> [Task instructions]: The result should be every line in the material below containing the string "middle".
Data shown START
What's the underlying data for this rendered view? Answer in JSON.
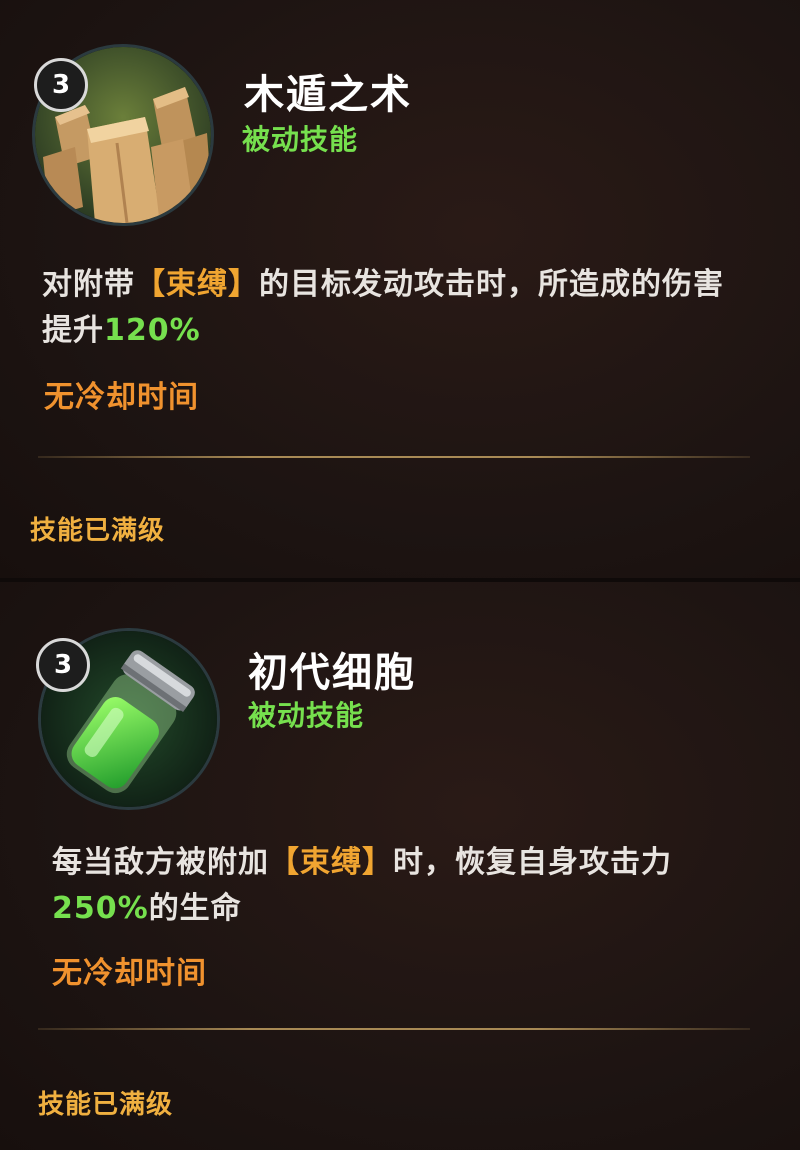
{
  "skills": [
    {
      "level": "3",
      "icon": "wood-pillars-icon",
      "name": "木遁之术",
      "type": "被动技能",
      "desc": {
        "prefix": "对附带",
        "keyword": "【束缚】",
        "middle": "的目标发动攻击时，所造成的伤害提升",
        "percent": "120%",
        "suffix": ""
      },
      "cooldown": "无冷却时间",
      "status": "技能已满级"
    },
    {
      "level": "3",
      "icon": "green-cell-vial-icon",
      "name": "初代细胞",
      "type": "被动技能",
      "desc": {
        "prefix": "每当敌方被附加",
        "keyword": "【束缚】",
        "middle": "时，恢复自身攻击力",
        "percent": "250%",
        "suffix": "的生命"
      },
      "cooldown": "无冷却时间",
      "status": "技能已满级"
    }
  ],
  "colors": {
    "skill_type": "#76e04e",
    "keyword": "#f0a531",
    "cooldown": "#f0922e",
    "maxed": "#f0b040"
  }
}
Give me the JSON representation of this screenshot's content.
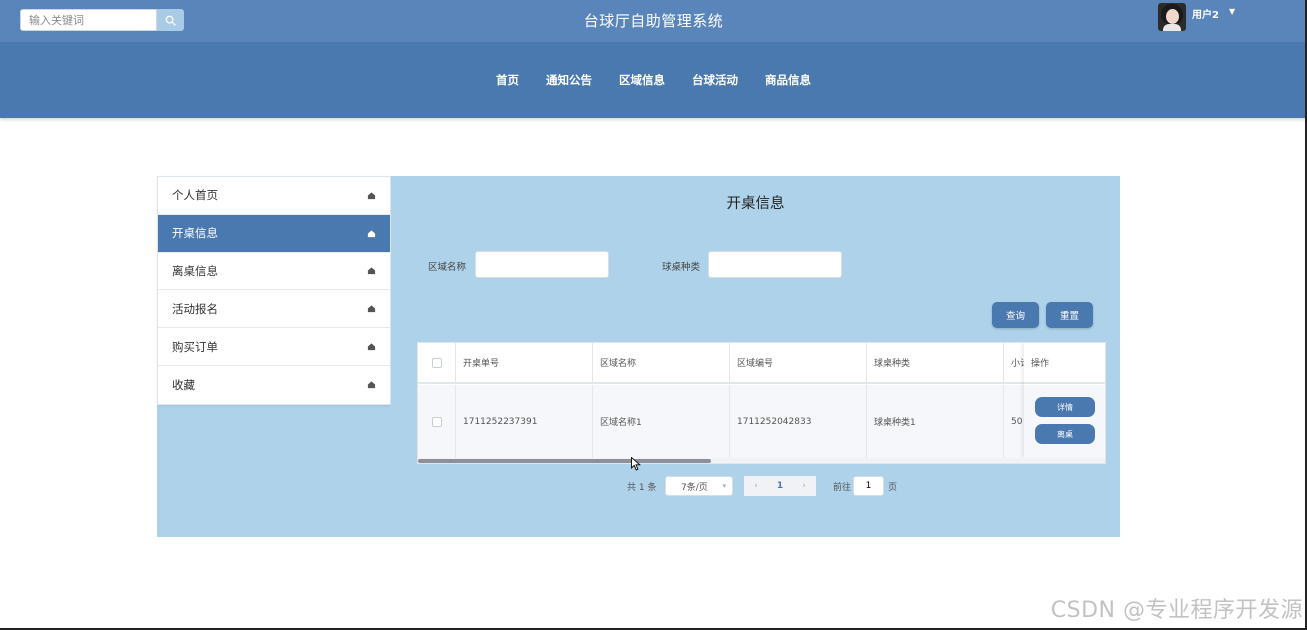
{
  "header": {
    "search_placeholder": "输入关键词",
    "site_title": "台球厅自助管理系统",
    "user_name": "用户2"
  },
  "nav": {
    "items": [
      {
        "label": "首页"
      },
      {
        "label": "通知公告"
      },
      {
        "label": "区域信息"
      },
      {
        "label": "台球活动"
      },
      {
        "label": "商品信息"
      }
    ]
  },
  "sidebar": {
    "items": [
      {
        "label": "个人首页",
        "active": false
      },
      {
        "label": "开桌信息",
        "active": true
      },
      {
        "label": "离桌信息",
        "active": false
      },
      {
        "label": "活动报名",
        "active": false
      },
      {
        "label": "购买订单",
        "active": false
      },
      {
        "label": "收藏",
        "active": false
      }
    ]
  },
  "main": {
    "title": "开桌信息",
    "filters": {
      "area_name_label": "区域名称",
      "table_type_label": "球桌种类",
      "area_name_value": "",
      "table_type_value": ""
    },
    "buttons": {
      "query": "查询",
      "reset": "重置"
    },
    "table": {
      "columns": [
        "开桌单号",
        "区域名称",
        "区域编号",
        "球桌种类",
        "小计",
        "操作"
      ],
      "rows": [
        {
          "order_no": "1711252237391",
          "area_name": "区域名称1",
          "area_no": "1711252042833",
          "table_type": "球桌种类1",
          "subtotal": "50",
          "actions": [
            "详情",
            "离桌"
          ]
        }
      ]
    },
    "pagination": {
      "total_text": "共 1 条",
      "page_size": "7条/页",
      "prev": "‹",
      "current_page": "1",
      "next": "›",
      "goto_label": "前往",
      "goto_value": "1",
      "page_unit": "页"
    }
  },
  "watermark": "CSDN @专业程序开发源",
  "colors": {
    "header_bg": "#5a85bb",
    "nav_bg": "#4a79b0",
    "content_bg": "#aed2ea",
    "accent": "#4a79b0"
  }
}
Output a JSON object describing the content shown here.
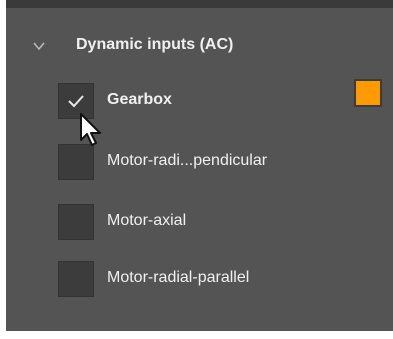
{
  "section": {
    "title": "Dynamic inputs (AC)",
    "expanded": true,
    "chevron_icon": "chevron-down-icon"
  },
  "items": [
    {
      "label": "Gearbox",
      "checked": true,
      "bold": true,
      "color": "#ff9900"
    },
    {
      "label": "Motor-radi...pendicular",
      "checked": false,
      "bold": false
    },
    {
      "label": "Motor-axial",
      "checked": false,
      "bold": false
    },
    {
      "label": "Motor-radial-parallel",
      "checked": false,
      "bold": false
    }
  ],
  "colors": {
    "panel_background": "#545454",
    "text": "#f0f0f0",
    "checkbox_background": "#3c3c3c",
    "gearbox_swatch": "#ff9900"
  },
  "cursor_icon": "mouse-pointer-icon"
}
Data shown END
> [Answer box]:
        "middle": "的目标发动攻击时，所造成的伤害提升",
        "middle": "时，恢复自身攻击力",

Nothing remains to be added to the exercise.